Visualizing 5 years of traffic fatalities: what is the deadliest time to drive?

Data visualization expert John Nelson uses graphic design to illustrate risk. In his latest infographic, he plots the perilousness of driving — something many of us will be doing a lot of in the coming weeks. Using traffic fatality data collected between 2006 and 2010, Nelson set out to look for daily, weekly, monthly, and geographic trends in deadly car accidents across the United States. Here's what he found.

Nelson provides some background:

Every year the National Highway Traffic Safety Administration releases a massive set of data collected for each recorded vehicle crash where there was a fatality. They do it to allow groups to perform their own analysis with the goal of increasing awareness and ultimately decreasing fatalities.

Inspired by the work of Nathan Yau — who, earlier this year, used NHTSA data from a single year to look for trends in traffic fatalities — Nelson decided to see if he could visualize patterns of risk that repeat themselves over longer time intervals.

"I downloaded five years of it to get a big enough set to look at what time of the day or night is especially prone to fatal traffic incidents from a day-of-the-week perspective and also from a time-of-year perspective," Nelson explains. "Finally, I did some basic segmentation mapping to get a rough geographic sense of where rates of different sorts of accidents were more or less likely to occur (take these with a grain of salt)."

Nelson tells io9 he was "surprised by the amount of structure that appeared right off the bat":

Click here to see in hi-res

Visualizing 5 years of traffic fatalities: what is the deadliest time to drive?

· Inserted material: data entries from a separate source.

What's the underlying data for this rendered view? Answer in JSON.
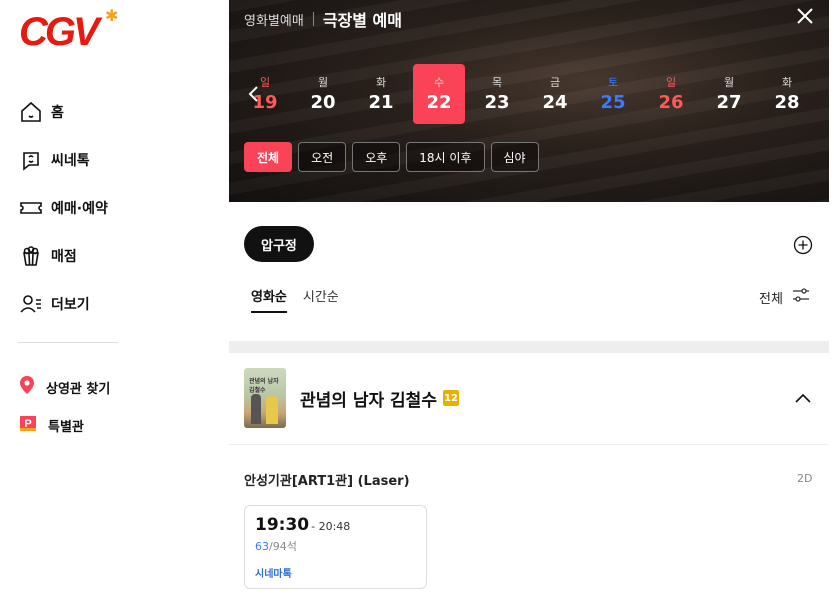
{
  "brand": {
    "logo_text": "CGV",
    "accent": "#fb4357",
    "logo_color": "#e71a0f"
  },
  "sidebar": {
    "items": [
      {
        "label": "홈",
        "icon": "home-icon"
      },
      {
        "label": "씨네톡",
        "icon": "chat-icon"
      },
      {
        "label": "예매·예약",
        "icon": "ticket-icon"
      },
      {
        "label": "매점",
        "icon": "popcorn-icon"
      },
      {
        "label": "더보기",
        "icon": "more-menu-icon"
      }
    ],
    "sub_items": [
      {
        "label": "상영관 찾기",
        "icon": "location-pin-icon"
      },
      {
        "label": "특별관",
        "icon": "special-hall-icon"
      }
    ]
  },
  "header": {
    "breadcrumb_parent": "영화별예매",
    "title": "극장별 예매"
  },
  "dates": [
    {
      "weekday": "일",
      "day": "19",
      "kind": "sun"
    },
    {
      "weekday": "월",
      "day": "20",
      "kind": ""
    },
    {
      "weekday": "화",
      "day": "21",
      "kind": ""
    },
    {
      "weekday": "수",
      "day": "22",
      "kind": "sel"
    },
    {
      "weekday": "목",
      "day": "23",
      "kind": ""
    },
    {
      "weekday": "금",
      "day": "24",
      "kind": ""
    },
    {
      "weekday": "토",
      "day": "25",
      "kind": "sat"
    },
    {
      "weekday": "일",
      "day": "26",
      "kind": "sun"
    },
    {
      "weekday": "월",
      "day": "27",
      "kind": ""
    },
    {
      "weekday": "화",
      "day": "28",
      "kind": ""
    }
  ],
  "time_filters": [
    "전체",
    "오전",
    "오후",
    "18시 이후",
    "심야"
  ],
  "theater": {
    "name": "압구정"
  },
  "sort": {
    "by_movie": "영화순",
    "by_time": "시간순",
    "filter_all": "전체"
  },
  "movie": {
    "title": "관념의 남자 김철수",
    "rating": "12",
    "poster_text": "관념의 남자 김철수"
  },
  "showing": {
    "hall": "안성기관[ART1관] (Laser)",
    "format": "2D",
    "start": "19:30",
    "end": "- 20:48",
    "seats_available": "63",
    "seats_total": "/94석",
    "tag": "시네마톡"
  }
}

Read more over at Nelson's blog, and see more of his stunning data visualizations here.

Top image via Shutterstock